*TASK BRIEF*.
The reply must be the number of lines in the following material that include the word "false", and nothing more.
..............................
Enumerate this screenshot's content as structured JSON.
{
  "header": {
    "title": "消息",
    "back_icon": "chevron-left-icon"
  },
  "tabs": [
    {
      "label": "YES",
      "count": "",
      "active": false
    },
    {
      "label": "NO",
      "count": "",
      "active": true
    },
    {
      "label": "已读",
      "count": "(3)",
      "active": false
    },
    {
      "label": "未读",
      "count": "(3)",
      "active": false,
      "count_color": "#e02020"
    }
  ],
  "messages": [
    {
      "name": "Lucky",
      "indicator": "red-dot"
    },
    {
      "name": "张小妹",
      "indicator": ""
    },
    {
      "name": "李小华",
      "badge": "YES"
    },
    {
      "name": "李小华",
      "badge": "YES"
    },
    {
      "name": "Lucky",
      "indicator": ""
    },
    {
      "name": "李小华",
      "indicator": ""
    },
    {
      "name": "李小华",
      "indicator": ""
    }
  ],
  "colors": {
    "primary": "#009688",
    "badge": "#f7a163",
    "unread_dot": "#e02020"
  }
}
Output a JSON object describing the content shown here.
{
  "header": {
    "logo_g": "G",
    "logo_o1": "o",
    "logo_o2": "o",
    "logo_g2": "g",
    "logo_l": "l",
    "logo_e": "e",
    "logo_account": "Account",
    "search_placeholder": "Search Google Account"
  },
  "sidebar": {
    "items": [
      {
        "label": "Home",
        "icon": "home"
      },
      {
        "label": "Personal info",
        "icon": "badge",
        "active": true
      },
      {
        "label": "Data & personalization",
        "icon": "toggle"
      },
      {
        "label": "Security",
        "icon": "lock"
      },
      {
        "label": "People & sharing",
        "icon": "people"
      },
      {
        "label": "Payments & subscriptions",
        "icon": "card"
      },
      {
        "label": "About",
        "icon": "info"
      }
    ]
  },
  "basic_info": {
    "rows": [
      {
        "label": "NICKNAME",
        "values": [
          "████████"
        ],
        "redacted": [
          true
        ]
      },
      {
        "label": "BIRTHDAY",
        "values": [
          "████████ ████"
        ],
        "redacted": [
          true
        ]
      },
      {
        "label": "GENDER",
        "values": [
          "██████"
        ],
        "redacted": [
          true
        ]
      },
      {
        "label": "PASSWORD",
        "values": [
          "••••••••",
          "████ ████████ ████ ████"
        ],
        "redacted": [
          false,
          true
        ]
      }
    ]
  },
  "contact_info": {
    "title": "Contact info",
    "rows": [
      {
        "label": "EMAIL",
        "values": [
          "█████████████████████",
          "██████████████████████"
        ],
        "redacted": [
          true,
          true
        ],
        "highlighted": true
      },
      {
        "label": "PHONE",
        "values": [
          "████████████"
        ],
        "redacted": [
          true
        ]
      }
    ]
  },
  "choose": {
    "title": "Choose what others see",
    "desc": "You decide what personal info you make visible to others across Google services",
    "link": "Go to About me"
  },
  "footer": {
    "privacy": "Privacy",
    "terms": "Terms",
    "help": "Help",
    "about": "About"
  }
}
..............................
*TASK ANSWER*.
4